Companies to create smart microgrid using Internet of Energy platform
DNV GL, Group Nire and Geli (Growing Energy Labs, Inc.), will produce and operate an Internet of Energy (IoEn) platform designed to integrate and manage up to 100 distributed energy resources (DER) in an effort to help improve the U.S. electrical grid's efficiency and reliability.
DNV GL, Group Nire and Geli (Growing Energy Labs, Inc.), will produce and operate an Internet of Energy (IoEn) platform integrating the management of up to 100 distributed energy resources (DER). The project, which is financed through a grant from the U.S. Department of Energy (DoE), is one of 12 projects in the Network Optimized Distributed Energy Systems (NODES) program. The goal of the program is to accelerate technologies that improve the U.S. electrical grid’s efficiency and reliability. An increased number and types of electricity sources creates additional need for smart grid applications to monitor and control electricity flow.
The IoEn project will be deployed at Group Nire’s utility-connected microgrid test facility in Lubbock, Texas, where it will be integrated with local utility monitoring, control and data acquisition systems to demonstrate advanced management of up to 100 disparate distributed energy resources using Geli’s "Internet of Energy" software. The Internet of Energy platform will simultaneously manage both market level regulation and distribution system support functions to facilitate large-scale integration of renewable generation onto the grid. The platform will demonstrate a scalable approach for the fast registration and automated dispatch of DERs by combining DNV GL’s power system simulation tools and independent third-party validation with Geli’s networking, control, and market balancing software.
The project will continue adding complexity, inviting participation by multiple makers of dozens of disparate resources and technologies, until it encompasses up to 100 resources. Resources will include load, generation and storage assets such as residential batteries, electric vehicles, controllable HVAC systems, water heaters and LED lighting controls.

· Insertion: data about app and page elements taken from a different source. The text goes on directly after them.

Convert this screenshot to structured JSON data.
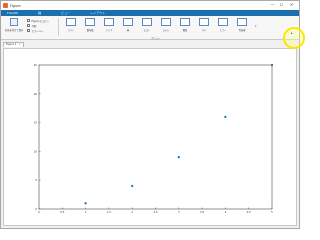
{
  "window": {
    "title": "Figure"
  },
  "controls": {
    "minimize": "—",
    "maximize": "☐",
    "close": "✕"
  },
  "tabs": [
    "FIGURE",
    "軸",
    "ビュー",
    "レイアウト"
  ],
  "ribbon": {
    "big_button_label": "名前を付けて保存",
    "checkboxes": [
      "Figure のコピー",
      "凡例",
      "カラーバー"
    ],
    "gallery_items": [
      "ライン",
      "散布図",
      "エリア",
      "棒",
      "ヒスト",
      "ステム",
      "階段",
      "パイ",
      "エラー",
      "等高線"
    ],
    "gallery_caption": "プロット",
    "gallery_more": "▾"
  },
  "figure_tab": {
    "label": "Figure 1",
    "close": "×"
  },
  "side_button": "▸",
  "chart_data": {
    "type": "scatter",
    "title": "",
    "xlabel": "",
    "ylabel": "",
    "xlim": [
      0,
      5
    ],
    "ylim": [
      0,
      25
    ],
    "x_ticks": [
      "0",
      "0.5",
      "1",
      "1.5",
      "2",
      "2.5",
      "3",
      "3.5",
      "4",
      "4.5",
      "5"
    ],
    "y_ticks": [
      "0",
      "5",
      "10",
      "15",
      "20",
      "25"
    ],
    "points": [
      {
        "x": 1,
        "y": 1
      },
      {
        "x": 2,
        "y": 4
      },
      {
        "x": 3,
        "y": 9
      },
      {
        "x": 4,
        "y": 16
      },
      {
        "x": 5,
        "y": 25
      }
    ],
    "marker_color": "#0072bd",
    "grid": false
  }
}
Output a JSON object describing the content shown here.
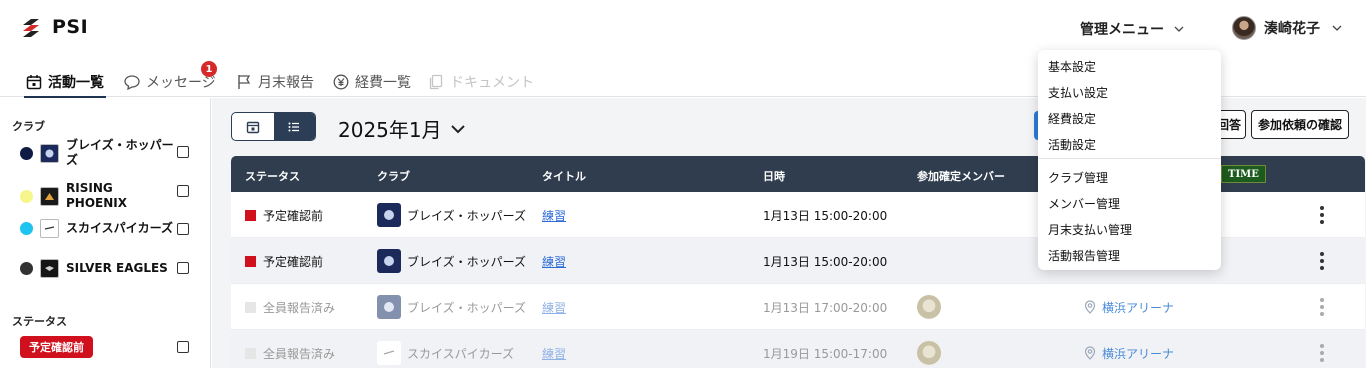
{
  "header": {
    "logo_text": "PSI",
    "admin_menu_label": "管理メニュー",
    "user_name": "湊崎花子"
  },
  "tabs": [
    {
      "label": "活動一覧",
      "icon": "calendar-icon",
      "state": "active"
    },
    {
      "label": "メッセージ",
      "icon": "chat-bubble-icon",
      "state": "normal",
      "badge": "1"
    },
    {
      "label": "月末報告",
      "icon": "flag-icon",
      "state": "normal"
    },
    {
      "label": "経費一覧",
      "icon": "yen-coin-icon",
      "state": "normal"
    },
    {
      "label": "ドキュメント",
      "icon": "documents-icon",
      "state": "disabled"
    }
  ],
  "sidebar": {
    "clubs_heading": "クラブ",
    "clubs": [
      {
        "name": "ブレイズ・ホッパーズ",
        "dot_color": "#0f1a45"
      },
      {
        "name": "RISING PHOENIX",
        "dot_color": "#f6f68a"
      },
      {
        "name": "スカイスパイカーズ",
        "dot_color": "#1fc3f0"
      },
      {
        "name": "SILVER EAGLES",
        "dot_color": "#333333"
      }
    ],
    "status_heading": "ステータス",
    "status_pill": "予定確認前"
  },
  "toolbar": {
    "month_label": "2025年1月",
    "answer_button": "回答",
    "confirm_button": "参加依頼の確認"
  },
  "table": {
    "headers": {
      "status": "ステータス",
      "club": "クラブ",
      "title": "タイトル",
      "datetime": "日時",
      "members": "参加確定メンバー",
      "time_badge": "TIME"
    },
    "rows": [
      {
        "status": "予定確認前",
        "status_color": "#d0101d",
        "club": "ブレイズ・ホッパーズ",
        "title": "練習",
        "datetime": "1月13日 15:00-20:00",
        "location": ""
      },
      {
        "status": "予定確認前",
        "status_color": "#d0101d",
        "club": "ブレイズ・ホッパーズ",
        "title": "練習",
        "datetime": "1月13日 15:00-20:00",
        "location": ""
      },
      {
        "status": "全員報告済み",
        "status_color": "#e6e6e6",
        "club": "ブレイズ・ホッパーズ",
        "title": "練習",
        "datetime": "1月13日 17:00-20:00",
        "location": "横浜アリーナ"
      },
      {
        "status": "全員報告済み",
        "status_color": "#e6e6e6",
        "club": "スカイスパイカーズ",
        "title": "練習",
        "datetime": "1月19日 15:00-17:00",
        "location": "横浜アリーナ"
      }
    ]
  },
  "admin_dropdown": {
    "group1": [
      "基本設定",
      "支払い設定",
      "経費設定",
      "活動設定"
    ],
    "group2": [
      "クラブ管理",
      "メンバー管理",
      "月末支払い管理",
      "活動報告管理"
    ]
  }
}
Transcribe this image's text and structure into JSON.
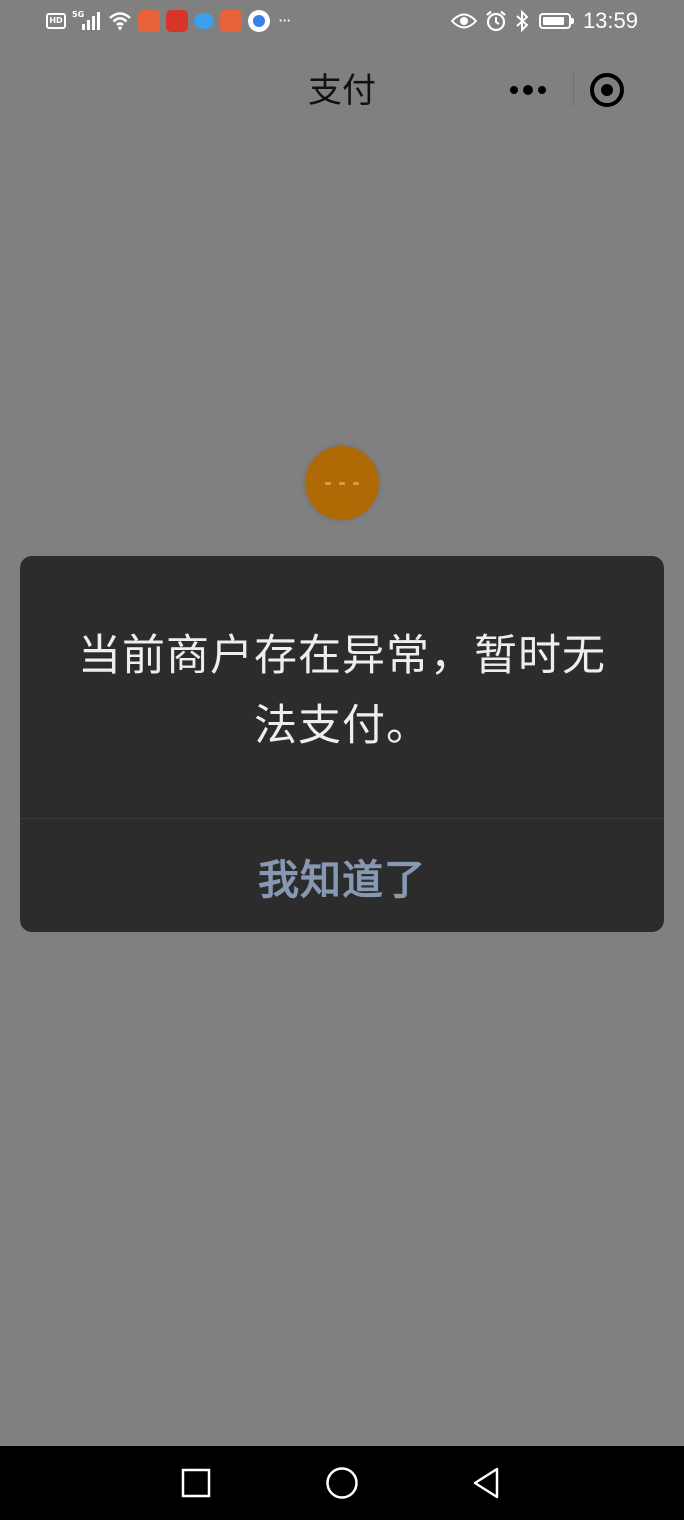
{
  "status_bar": {
    "hd_label": "HD",
    "network_label": "5G",
    "time": "13:59",
    "battery_level": 0.9,
    "left_icons": [
      "hd-icon",
      "signal-icon",
      "wifi-icon",
      "app-notification-icon",
      "app-notification-icon",
      "cloud-icon",
      "app-notification-icon",
      "browser-icon",
      "more-notifications-icon"
    ],
    "right_icons": [
      "eye-icon",
      "alarm-icon",
      "bluetooth-icon",
      "battery-icon"
    ]
  },
  "nav": {
    "title": "支付",
    "more_icon": "more-dots-icon",
    "close_icon": "target-close-icon"
  },
  "loading": {
    "color": "#b06a05"
  },
  "modal": {
    "message": "当前商户存在异常，暂时无法支付。",
    "button_label": "我知道了",
    "button_color": "#8799b2",
    "background": "#2c2c2c"
  },
  "system_nav": {
    "icons": [
      "recents-square-icon",
      "home-circle-icon",
      "back-triangle-icon"
    ]
  },
  "colors": {
    "overlay_background": "#808080",
    "nav_bar_background": "#000000"
  }
}
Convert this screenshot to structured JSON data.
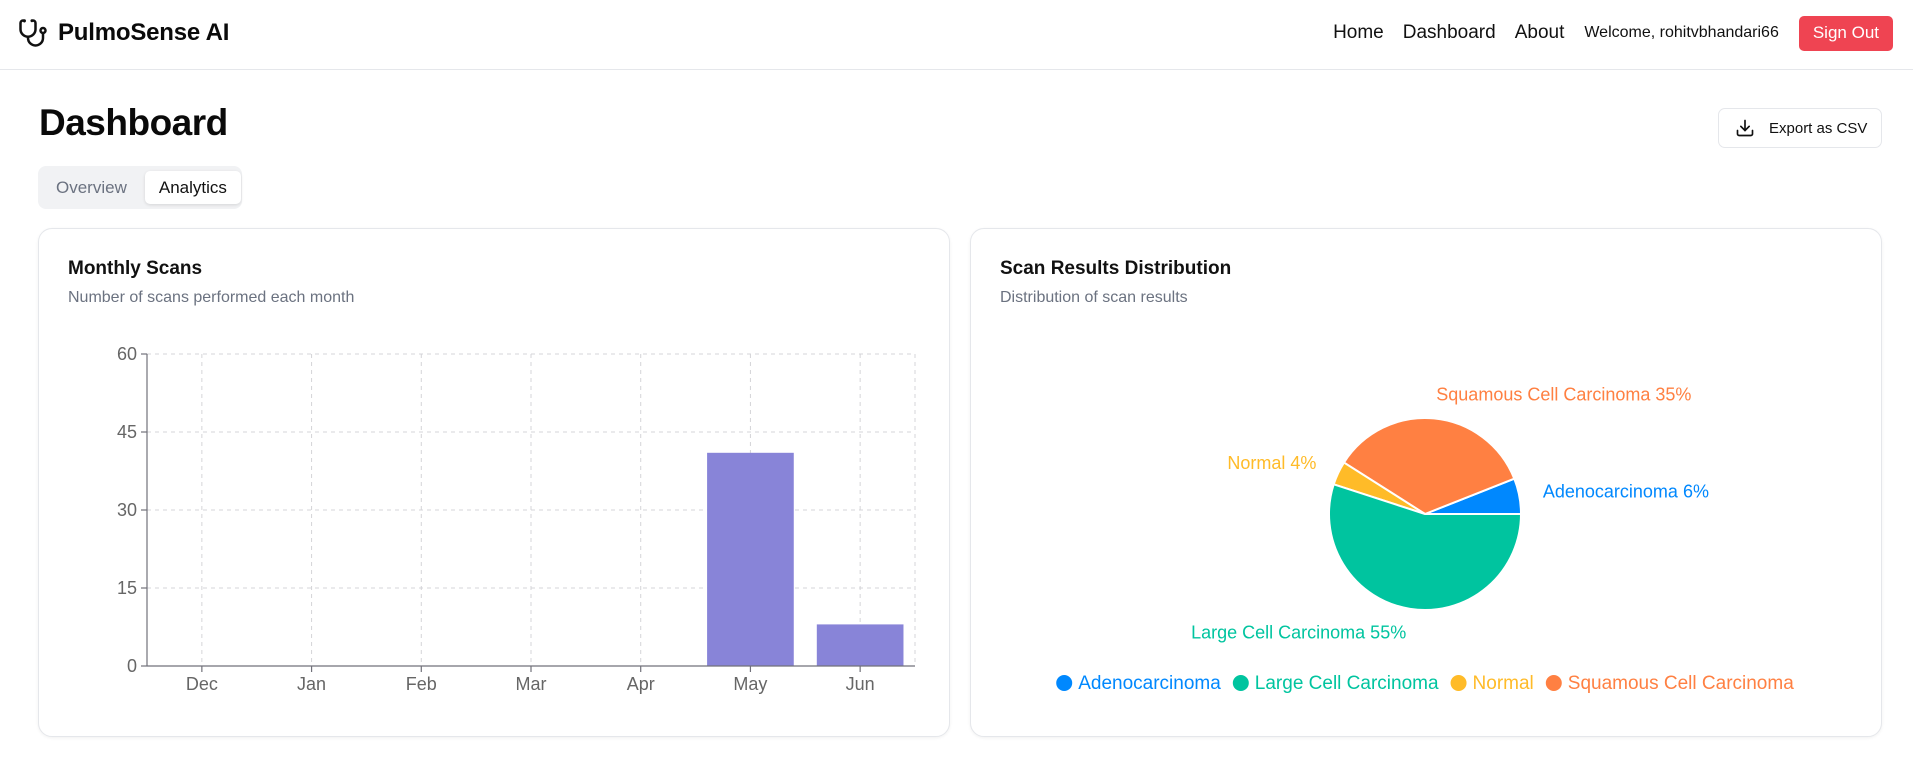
{
  "app": {
    "name": "PulmoSense AI",
    "icon": "stethoscope-icon"
  },
  "nav": {
    "home": "Home",
    "dashboard": "Dashboard",
    "about": "About",
    "welcome": "Welcome, rohitvbhandari66",
    "sign_out": "Sign Out"
  },
  "page": {
    "title": "Dashboard",
    "export_label": "Export as CSV",
    "export_icon": "download-icon"
  },
  "tabs": [
    {
      "label": "Overview",
      "active": false
    },
    {
      "label": "Analytics",
      "active": true
    }
  ],
  "monthly_card": {
    "title": "Monthly Scans",
    "description": "Number of scans performed each month"
  },
  "distribution_card": {
    "title": "Scan Results Distribution",
    "description": "Distribution of scan results"
  },
  "colors": {
    "accent_red": "#ef4452",
    "bar": "#8884d8",
    "adenocarcinoma": "#0088fe",
    "large_cell": "#00c49f",
    "normal": "#ffbb28",
    "squamous": "#ff8042"
  },
  "chart_data": [
    {
      "type": "bar",
      "categories": [
        "Dec",
        "Jan",
        "Feb",
        "Mar",
        "Apr",
        "May",
        "Jun"
      ],
      "values": [
        0,
        0,
        0,
        0,
        0,
        41,
        8
      ],
      "yticks": [
        0,
        15,
        30,
        45,
        60
      ],
      "ylim": [
        0,
        60
      ],
      "grid": true
    },
    {
      "type": "pie",
      "slices": [
        {
          "label": "Adenocarcinoma",
          "value": 6,
          "color": "#0088fe"
        },
        {
          "label": "Squamous Cell Carcinoma",
          "value": 35,
          "color": "#ff8042"
        },
        {
          "label": "Normal",
          "value": 4,
          "color": "#ffbb28"
        },
        {
          "label": "Large Cell Carcinoma",
          "value": 55,
          "color": "#00c49f"
        }
      ],
      "legend": [
        "Adenocarcinoma",
        "Large Cell Carcinoma",
        "Normal",
        "Squamous Cell Carcinoma"
      ],
      "legend_placement": "bottom"
    }
  ]
}
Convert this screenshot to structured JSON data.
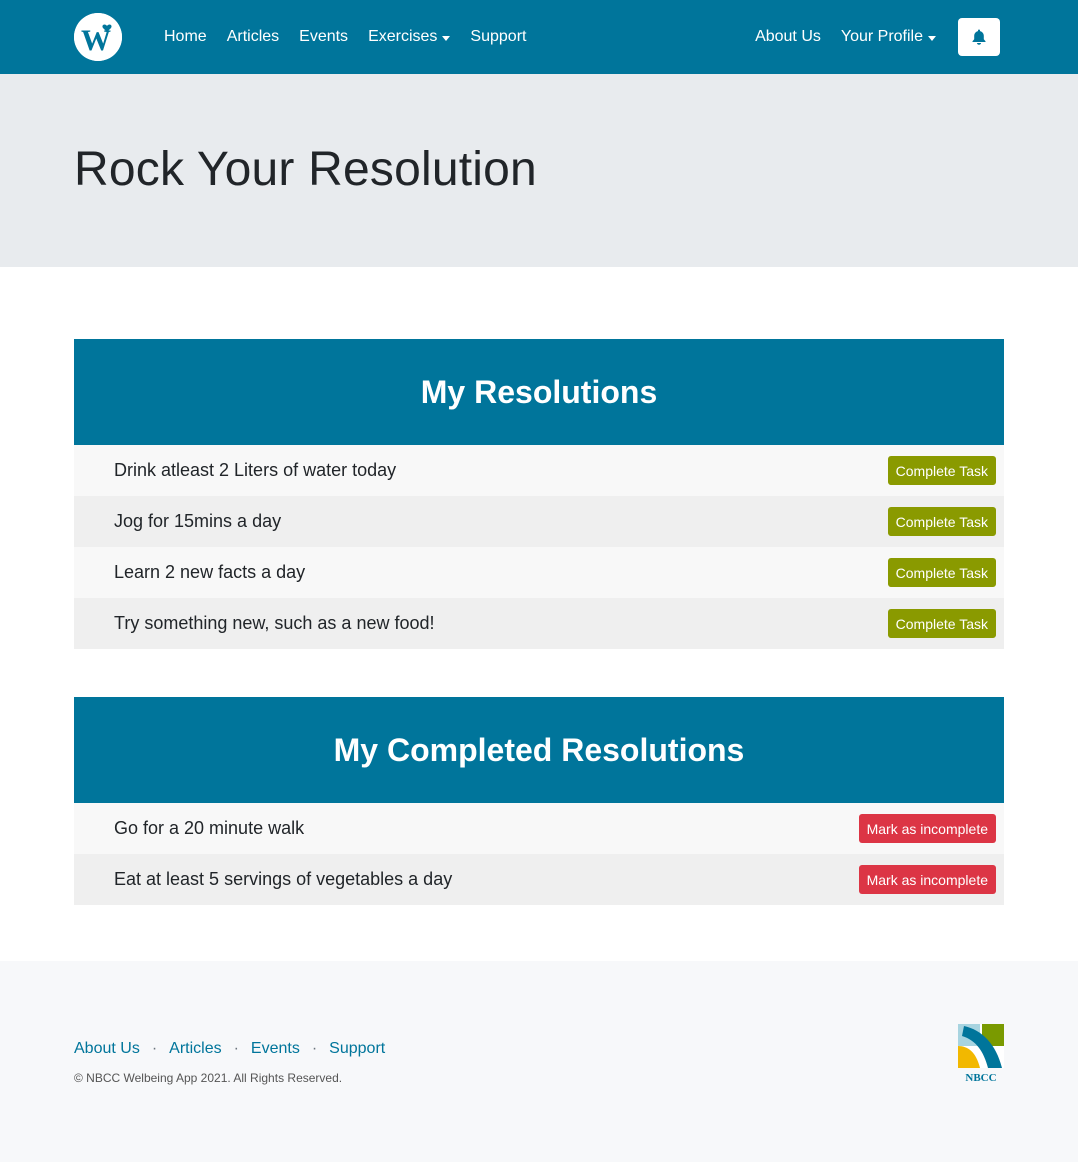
{
  "nav": {
    "logo_icon": "wellbeing-logo-icon",
    "left_links": [
      "Home",
      "Articles",
      "Events",
      "Exercises",
      "Support"
    ],
    "right_links": [
      "About Us",
      "Your Profile"
    ],
    "bell_icon": "bell-icon",
    "brand_color": "#00759b"
  },
  "hero": {
    "title": "Rock Your Resolution",
    "background": "#e8ebee"
  },
  "resolutions": {
    "title": "My Resolutions",
    "button_label": "Complete Task",
    "button_color": "#8a9a00",
    "items": [
      "Drink atleast 2 Liters of water today",
      "Jog for 15mins a day",
      "Learn 2 new facts a day",
      "Try something new, such as a new food!"
    ]
  },
  "completed": {
    "title": "My Completed Resolutions",
    "button_label": "Mark as incomplete",
    "button_color": "#dc3545",
    "items": [
      "Go for a 20 minute walk",
      "Eat at least 5 servings of vegetables a day"
    ]
  },
  "footer": {
    "links": [
      "About Us",
      "Articles",
      "Events",
      "Support"
    ],
    "separator": "·",
    "copyright": "© NBCC Welbeing App 2021. All Rights Reserved.",
    "logo_text": "NBCC"
  }
}
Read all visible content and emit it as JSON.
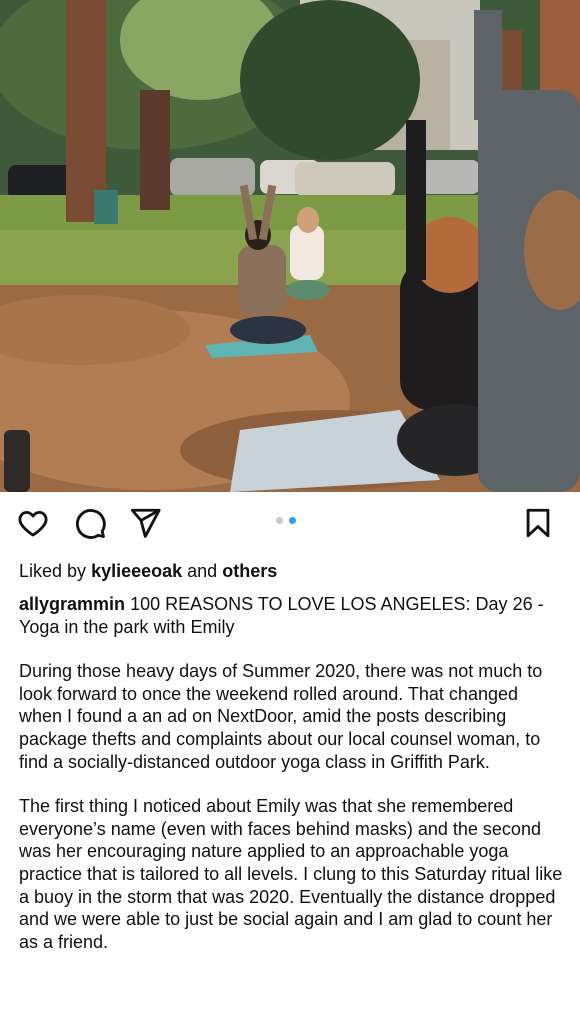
{
  "post": {
    "image_description_icon": "photo",
    "carousel": {
      "count": 2,
      "active_index": 1
    },
    "likes": {
      "prefix": "Liked by",
      "user": "kylieeeoak",
      "joiner": "and",
      "others": "others"
    },
    "caption": {
      "username": "allygrammin",
      "headline": "100 REASONS TO LOVE LOS ANGELES: Day 26 - Yoga in the park with Emily",
      "paragraph1": "During those heavy days of Summer 2020, there was not much to look forward to once the weekend rolled around. That changed when I found a an ad on NextDoor, amid the posts describing package thefts and complaints about our local counsel woman, to find a socially-distanced outdoor yoga class in Griffith Park.",
      "paragraph2": "The first thing I noticed about Emily was that she remembered everyone’s name (even with faces behind masks) and the second was her encouraging nature applied to an approachable yoga practice that is tailored to all levels.  I clung to this Saturday ritual like a buoy in the storm that was 2020. Eventually the distance dropped and we were able to just be social again and I am glad to count her as a friend."
    },
    "icons": {
      "like": "heart-icon",
      "comment": "comment-icon",
      "share": "send-icon",
      "save": "bookmark-icon"
    }
  }
}
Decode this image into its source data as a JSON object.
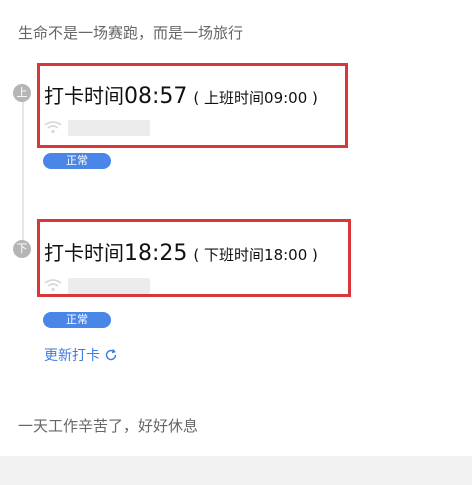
{
  "motto": {
    "top": "生命不是一场赛跑，而是一场旅行",
    "bottom": "一天工作辛苦了，好好休息"
  },
  "records": [
    {
      "marker": "上",
      "label": "打卡时间",
      "time": "08:57",
      "scheduled": "( 上班时间09:00 )",
      "status": "正常",
      "icon": "wifi-icon"
    },
    {
      "marker": "下",
      "label": "打卡时间",
      "time": "18:25",
      "scheduled": "( 下班时间18:00 )",
      "status": "正常",
      "icon": "wifi-icon"
    }
  ],
  "actions": {
    "update_label": "更新打卡",
    "update_icon": "refresh-icon"
  },
  "colors": {
    "highlight": "#d9383b",
    "accent": "#4a86e8",
    "link": "#3c7ce6"
  }
}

– Edited from a DNV GL press release by CFE Media. See more Control Engineering energy and power stories.